PROMPT - Reproduce, exactly and in full, the records that follow, minus any pictures.

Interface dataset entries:

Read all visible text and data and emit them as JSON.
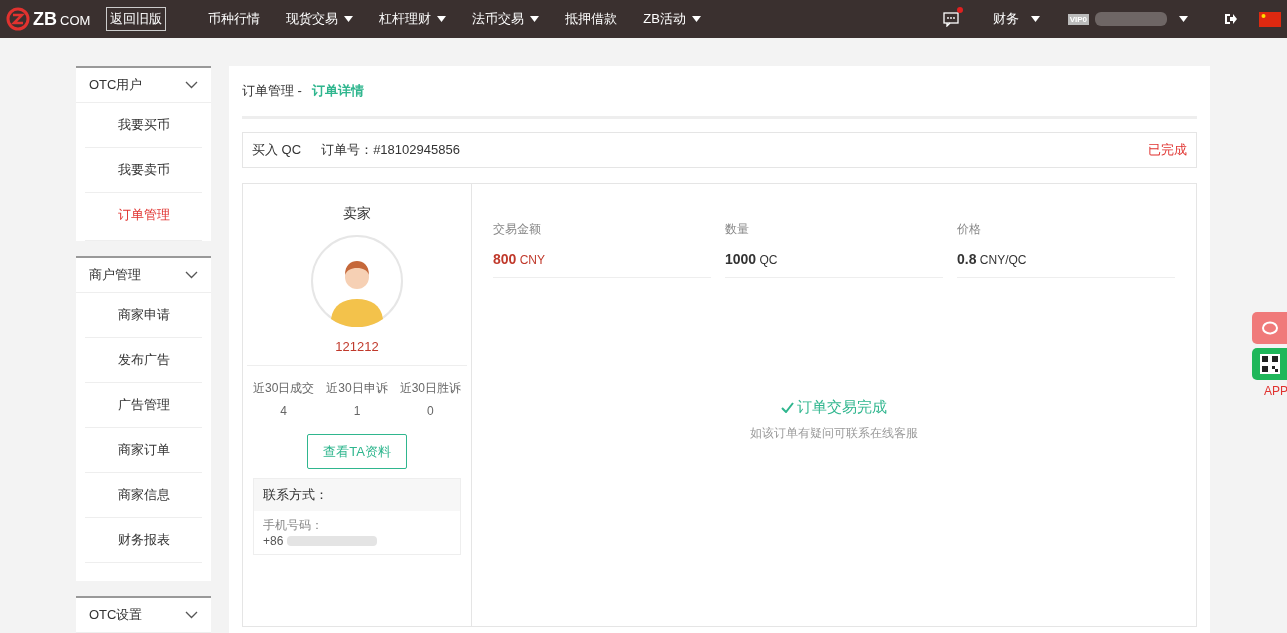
{
  "topbar": {
    "logo": "ZB",
    "logo_suffix": "COM",
    "old_version": "返回旧版",
    "nav": [
      {
        "label": "币种行情",
        "dropdown": false
      },
      {
        "label": "现货交易",
        "dropdown": true
      },
      {
        "label": "杠杆理财",
        "dropdown": true
      },
      {
        "label": "法币交易",
        "dropdown": true
      },
      {
        "label": "抵押借款",
        "dropdown": false
      },
      {
        "label": "ZB活动",
        "dropdown": true
      }
    ],
    "message_unread": true,
    "finance": "财务",
    "vip": "VIP0"
  },
  "sidebar": [
    {
      "title": "OTC用户",
      "items": [
        {
          "label": "我要买币",
          "selected": false
        },
        {
          "label": "我要卖币",
          "selected": false
        },
        {
          "label": "订单管理",
          "selected": true
        }
      ]
    },
    {
      "title": "商户管理",
      "items": [
        {
          "label": "商家申请",
          "selected": false
        },
        {
          "label": "发布广告",
          "selected": false
        },
        {
          "label": "广告管理",
          "selected": false
        },
        {
          "label": "商家订单",
          "selected": false
        },
        {
          "label": "商家信息",
          "selected": false
        },
        {
          "label": "财务报表",
          "selected": false
        }
      ]
    },
    {
      "title": "OTC设置"
    }
  ],
  "breadcrumb": {
    "parent": "订单管理 -",
    "current": "订单详情"
  },
  "order": {
    "type": "买入 QC",
    "number": "订单号：#18102945856",
    "status": "已完成"
  },
  "seller": {
    "title": "卖家",
    "name": "121212",
    "stats": [
      {
        "label": "近30日成交",
        "value": "4"
      },
      {
        "label": "近30日申诉",
        "value": "1"
      },
      {
        "label": "近30日胜诉",
        "value": "0"
      }
    ],
    "profile_button": "查看TA资料",
    "contact_title": "联系方式：",
    "phone_label": "手机号码：",
    "phone_prefix": "+86"
  },
  "details": [
    {
      "label": "交易金额",
      "value": "800",
      "unit": "CNY",
      "highlight": true
    },
    {
      "label": "数量",
      "value": "1000",
      "unit": "QC",
      "highlight": false
    },
    {
      "label": "价格",
      "value": "0.8",
      "unit": "CNY/QC",
      "highlight": false
    }
  ],
  "result": {
    "title": "订单交易完成",
    "hint": "如该订单有疑问可联系在线客服"
  },
  "side_widget": {
    "app_label": "APP"
  }
}
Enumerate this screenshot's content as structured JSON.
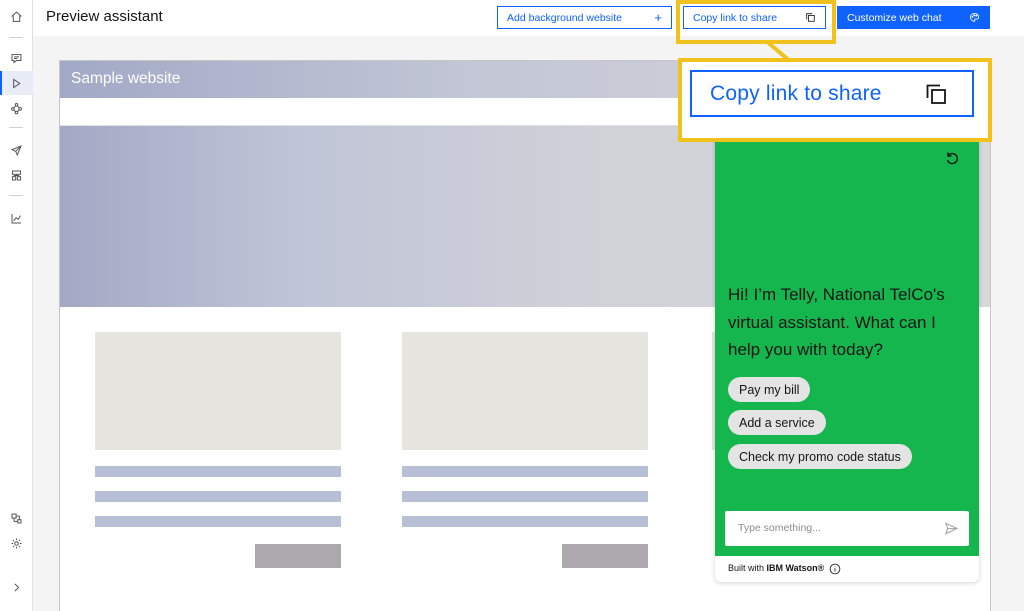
{
  "header": {
    "title": "Preview assistant",
    "add_background_label": "Add background website",
    "add_icon_glyph": "+",
    "copy_link_label": "Copy link to share",
    "customize_label": "Customize web chat"
  },
  "rail": {
    "icons": [
      "home-icon",
      "chat-icon",
      "preview-icon",
      "actions-icon",
      "publish-icon",
      "environments-icon",
      "analytics-icon",
      "integrations-icon",
      "settings-icon",
      "expand-icon"
    ]
  },
  "sample_site": {
    "title": "Sample website"
  },
  "chat": {
    "greeting": "Hi! I’m Telly, National TelCo's virtual assistant. What can I help you with today?",
    "options": [
      "Pay my bill",
      "Add a service",
      "Check my promo code status"
    ],
    "input_placeholder": "Type something...",
    "built_prefix": "Built with ",
    "built_brand": "IBM Watson®"
  },
  "callout": {
    "label": "Copy link to share"
  },
  "colors": {
    "primary": "#0f62fe",
    "highlight": "#f1c21b",
    "chat_background": "#16b64e"
  }
}
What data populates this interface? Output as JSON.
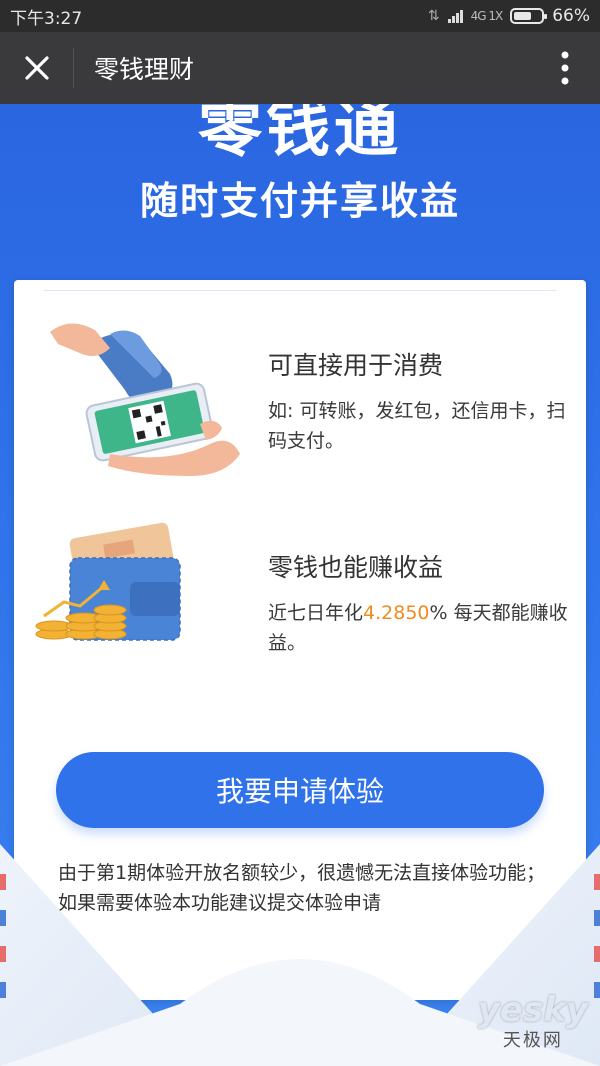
{
  "status": {
    "time": "下午3:27",
    "network": "4G 1X",
    "battery": "66%",
    "battery_level": 0.66
  },
  "nav": {
    "title": "零钱理财"
  },
  "hero": {
    "title": "零钱通",
    "subtitle": "随时支付并享收益"
  },
  "features": [
    {
      "title": "可直接用于消费",
      "desc": "如: 可转账，发红包，还信用卡，扫码支付。"
    },
    {
      "title": "零钱也能赚收益",
      "desc_prefix": "近七日年化",
      "rate": "4.2850",
      "desc_suffix": "% 每天都能赚收益。"
    }
  ],
  "apply_button": {
    "label": "我要申请体验"
  },
  "notice": "由于第1期体验开放名额较少，很遗憾无法直接体验功能；如果需要体验本功能建议提交体验申请",
  "watermark": {
    "main": "yesky",
    "sub": "天极网"
  },
  "colors": {
    "accent": "#f08c1e",
    "brand_blue": "#2f72ea"
  }
}
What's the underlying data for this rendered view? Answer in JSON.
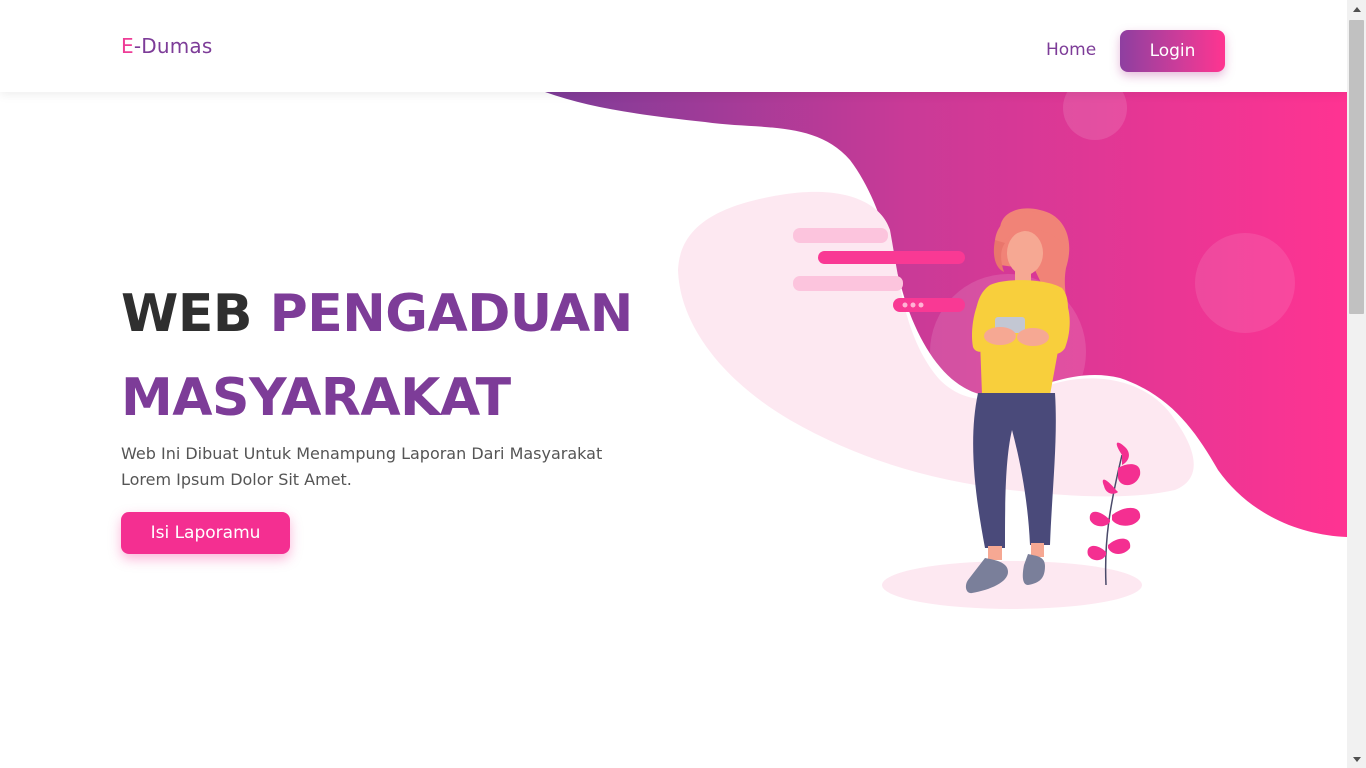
{
  "navbar": {
    "brand_prefix": "E",
    "brand_rest": "-Dumas",
    "home_label": "Home",
    "login_label": "Login"
  },
  "hero": {
    "title_word1": "WEB",
    "title_word2": "PENGADUAN",
    "title_line2": "MASYARAKAT",
    "desc_line1": "Web Ini Dibuat Untuk Menampung Laporan Dari Masyarakat",
    "desc_line2": "Lorem Ipsum Dolor Sit Amet.",
    "cta_label": "Isi Laporamu"
  },
  "colors": {
    "brand_purple": "#7d3c98",
    "brand_pink": "#f42f91",
    "gradient_start": "#8e3fa0",
    "gradient_end": "#ff3490"
  },
  "icons": {
    "illustration": "woman-with-phone-illustration",
    "plant": "plant-icon",
    "chat": "chat-bubble-icon"
  }
}
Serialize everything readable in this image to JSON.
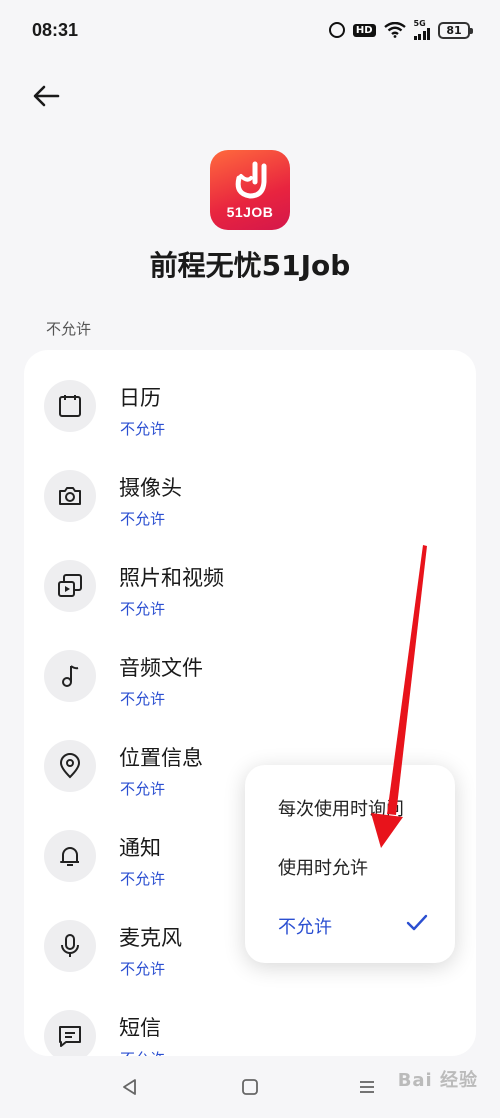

ANSWER SECTION -
Read all visible text and data and emit them as JSON.
{
  "topbar": {
    "logo": "ZB",
    "logo_suffix": "COM",
    "old_version": "返回旧版",
    "nav": [
      {
        "label": "币种行情",
        "dropdown": false
      },
      {
        "label": "现货交易",
        "dropdown": true
      },
      {
        "label": "杠杆理财",
        "dropdown": true
      },
      {
        "label": "法币交易",
        "dropdown": true
      },
      {
        "label": "抵押借款",
        "dropdown": false
      },
      {
        "label": "ZB活动",
        "dropdown": true
      }
    ],
    "message_unread": true,
    "finance": "财务",
    "vip": "VIP0"
  },
  "sidebar": [
    {
      "title": "OTC用户",
      "items": [
        {
          "label": "我要买币",
          "selected": false
        },
        {
          "label": "我要卖币",
          "selected": false
        },
        {
          "label": "订单管理",
          "selected": true
        }
      ]
    },
    {
      "title": "商户管理",
      "items": [
        {
          "label": "商家申请",
          "selected": false
        },
        {
          "label": "发布广告",
          "selected": false
        },
        {
          "label": "广告管理",
          "selected": false
        },
        {
          "label": "商家订单",
          "selected": false
        },
        {
          "label": "商家信息",
          "selected": false
        },
        {
          "label": "财务报表",
          "selected": false
        }
      ]
    },
    {
      "title": "OTC设置"
    }
  ],
  "breadcrumb": {
    "parent": "订单管理 -",
    "current": "订单详情"
  },
  "order": {
    "type": "买入 QC",
    "number": "订单号：#18102945856",
    "status": "已完成"
  },
  "seller": {
    "title": "卖家",
    "name": "121212",
    "stats": [
      {
        "label": "近30日成交",
        "value": "4"
      },
      {
        "label": "近30日申诉",
        "value": "1"
      },
      {
        "label": "近30日胜诉",
        "value": "0"
      }
    ],
    "profile_button": "查看TA资料",
    "contact_title": "联系方式：",
    "phone_label": "手机号码：",
    "phone_prefix": "+86"
  },
  "details": [
    {
      "label": "交易金额",
      "value": "800",
      "unit": "CNY",
      "highlight": true
    },
    {
      "label": "数量",
      "value": "1000",
      "unit": "QC",
      "highlight": false
    },
    {
      "label": "价格",
      "value": "0.8",
      "unit": "CNY/QC",
      "highlight": false
    }
  ],
  "result": {
    "title": "订单交易完成",
    "hint": "如该订单有疑问可联系在线客服"
  },
  "side_widget": {
    "app_label": "APP"
  }
}
Enumerate this screenshot's content as structured JSON.
{
  "header": {
    "title": "Preview assistant",
    "add_background_label": "Add background website",
    "add_icon_glyph": "+",
    "copy_link_label": "Copy link to share",
    "customize_label": "Customize web chat"
  },
  "rail": {
    "icons": [
      "home-icon",
      "chat-icon",
      "preview-icon",
      "actions-icon",
      "publish-icon",
      "environments-icon",
      "analytics-icon",
      "integrations-icon",
      "settings-icon",
      "expand-icon"
    ]
  },
  "sample_site": {
    "title": "Sample website"
  },
  "chat": {
    "greeting": "Hi! I’m Telly, National TelCo's virtual assistant. What can I help you with today?",
    "options": [
      "Pay my bill",
      "Add a service",
      "Check my promo code status"
    ],
    "input_placeholder": "Type something...",
    "built_prefix": "Built with ",
    "built_brand": "IBM Watson®"
  },
  "callout": {
    "label": "Copy link to share"
  },
  "colors": {
    "primary": "#0f62fe",
    "highlight": "#f1c21b",
    "chat_background": "#16b64e"
  }
}
What data populates this interface? Output as JSON.
{
  "status": {
    "time": "下午3:27",
    "network": "4G 1X",
    "battery": "66%",
    "battery_level": 0.66
  },
  "nav": {
    "title": "零钱理财"
  },
  "hero": {
    "title": "零钱通",
    "subtitle": "随时支付并享收益"
  },
  "features": [
    {
      "title": "可直接用于消费",
      "desc": "如: 可转账，发红包，还信用卡，扫码支付。"
    },
    {
      "title": "零钱也能赚收益",
      "desc_prefix": "近七日年化",
      "rate": "4.2850",
      "desc_suffix": "% 每天都能赚收益。"
    }
  ],
  "apply_button": {
    "label": "我要申请体验"
  },
  "notice": "由于第1期体验开放名额较少，很遗憾无法直接体验功能；如果需要体验本功能建议提交体验申请",
  "watermark": {
    "main": "yesky",
    "sub": "天极网"
  },
  "colors": {
    "accent": "#f08c1e",
    "brand_blue": "#2f72ea"
  }
}
What's the underlying data for this rendered view? Answer in JSON.
{
  "navbar": {
    "brand_prefix": "E",
    "brand_rest": "-Dumas",
    "home_label": "Home",
    "login_label": "Login"
  },
  "hero": {
    "title_word1": "WEB",
    "title_word2": "PENGADUAN",
    "title_line2": "MASYARAKAT",
    "desc_line1": "Web Ini Dibuat Untuk Menampung Laporan Dari Masyarakat",
    "desc_line2": "Lorem Ipsum Dolor Sit Amet.",
    "cta_label": "Isi Laporamu"
  },
  "colors": {
    "brand_purple": "#7d3c98",
    "brand_pink": "#f42f91",
    "gradient_start": "#8e3fa0",
    "gradient_end": "#ff3490"
  },
  "icons": {
    "illustration": "woman-with-phone-illustration",
    "plant": "plant-icon",
    "chat": "chat-bubble-icon"
  }
}
Serialize everything readable in this image to JSON.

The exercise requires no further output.